This week in the 2012 presidential campaign brought good news for former Massachusetts governor Mitt Romney, who beats everyone in New Hampshire according to a new poll, bad news for real estate tycoon Donald Trump and the birther movement, which saw a setback and mixed news for the potential GOP presidential primary lineup, which voters are still not into.
Here are other developments in the campaign this week, by the numbers:
3.84: Economists and Beltway types typically look to the unemployment rate (now at 8.8 percent) as a kind of national misery index, tying the party in power to the ebbs and flows of job loss and creation. But it is the average price of a gallon of gas — $3.84, almost a dollar higher than it was a year ago — that is now a daily reminder for most Americans of the weak and unpredictable economy. And a potential pitfall for Democrats. That’s why Obama addressed the rising price of gas during his Facebook town hall on Wednesday, even though he didn’t get a question about it. And that is why presumed candidates such as Trump are talking about oil prices and getting tough with oil-rich countries. The price at the pump is one of the few kitchen table issues that allows candidates to talk not only about domestic policies around energy and off-shore drilling, but foreign policy as well. With summer approaching and steady unrest in the Middle East, this issue will stick around. On the campaign trail in 2008, then-New York Sen. Hillary Clinton and Sen. John McCain (R-Ariz.) proposed a summer gas tax holiday, while Obama said it was gimmickry. The issue allowed Obama to put more daylight between him and the other candidates. Expect this issue to come up at the May 5 GOP debate in South Carolina and for potential candidates to bludgeon the White House over fuel prices and energy policy and perhaps invoke former Alaska governor Sarah Palin’s “Drill, baby, Drill” mantra.

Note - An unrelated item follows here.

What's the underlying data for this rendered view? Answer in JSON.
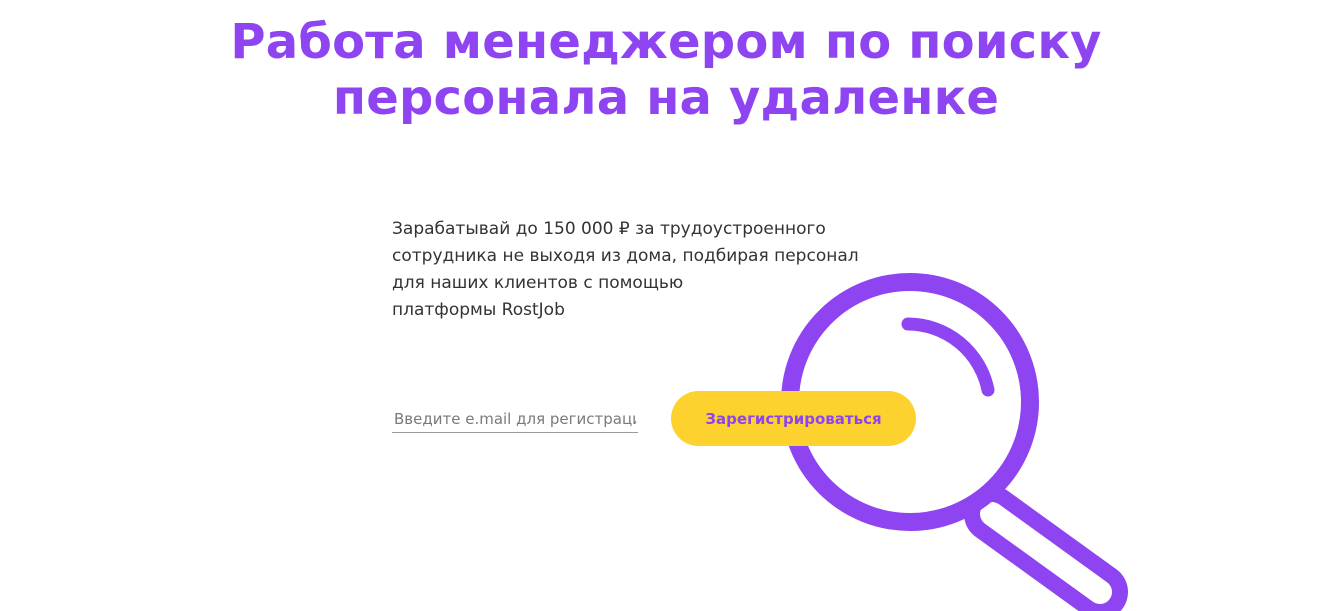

100: A week after launching the presidential reelection campaign in Chicago, the Obama administration kicked off what could be called outreach week at the White House and across the country. With a stop in Obama’s home town on Monday, Michael Blake, the director of African American outreach for the White House, will begin to crisscross the country to host 100 events to reach 1 million blacks in 2011. And interim DNC chairman Donna Brazile hosted a conference call with black media outlets about the GOP’s budget approach, echoing Obama’s comments during a town hall in Virginia, a state Obama wants to keep in his column. Add to the outreach efforts among African Americans the symbolic olive branch extended to Latinos with an immigration meeting at the White House and trips to Nevada and California, states with large Latino populations. The most buzzed-about effort was to the young and highly connected with the Facebook town hall. In 2008, Obama did well with young people, besting McCain by 34 points among 18- to 29-year-olds, so-called millenials. And an April poll shows that his approval rating among this demographic is up, showing that even pushing 50, and with graying hair, Obama still has some cache. Among African Americans, support is still robust at 85 percent, though slightly down. The media will likely to be asking: In a sluggish economy, without President George W. Bush as a foil, can he recapture the enthusiasm of 2008?
10: Palin relaunched her Web site this week, with all the e-mail and donor-gathering bells and whistles of a potential presidential candidate’s site, renewing speculation that she might make a run for the White House. For months, the conventional wisdom has been that she wasn’t going to run. Her missteps in the aftermath of the Arizona shootings and her lack of outreach to key figures such as Gov. Nikki Haley in South Carolina suggested that she might sit this one out. But Palin, always unconventional and full of surprises, is stirring up buzz again. But a new poll suggests that Palin still has the same problem she’s always had — although she gets plenty of ink and airtime, and has 2.9 million Facebook fans, likely Republican voters aren’t sold on her. She trails potential rivals former Arkansas governor Mike Huckabee, Trump and Romney in a new poll, getting 10 percent of the vote among Republicans. It could be that Trump — who has reached out to critics and key players like Haley this week, and has a trip to first-primary state New Hampshire planned next week — is crowding Palin’s space and capitalizing on what had been her time on the sidelines. But in early primary states such as Iowa and South Carolina, both with a large contingent of religious conservatives among the GOP base, Palin has the edge. (Already she has something of a stealth ground game in Iowa). And by flirting with running, rather than launching the sort of in-your-face media campaign that Trump is waging, Palin could in the coming weeks benefit from Trump-fatigue, and find an opening.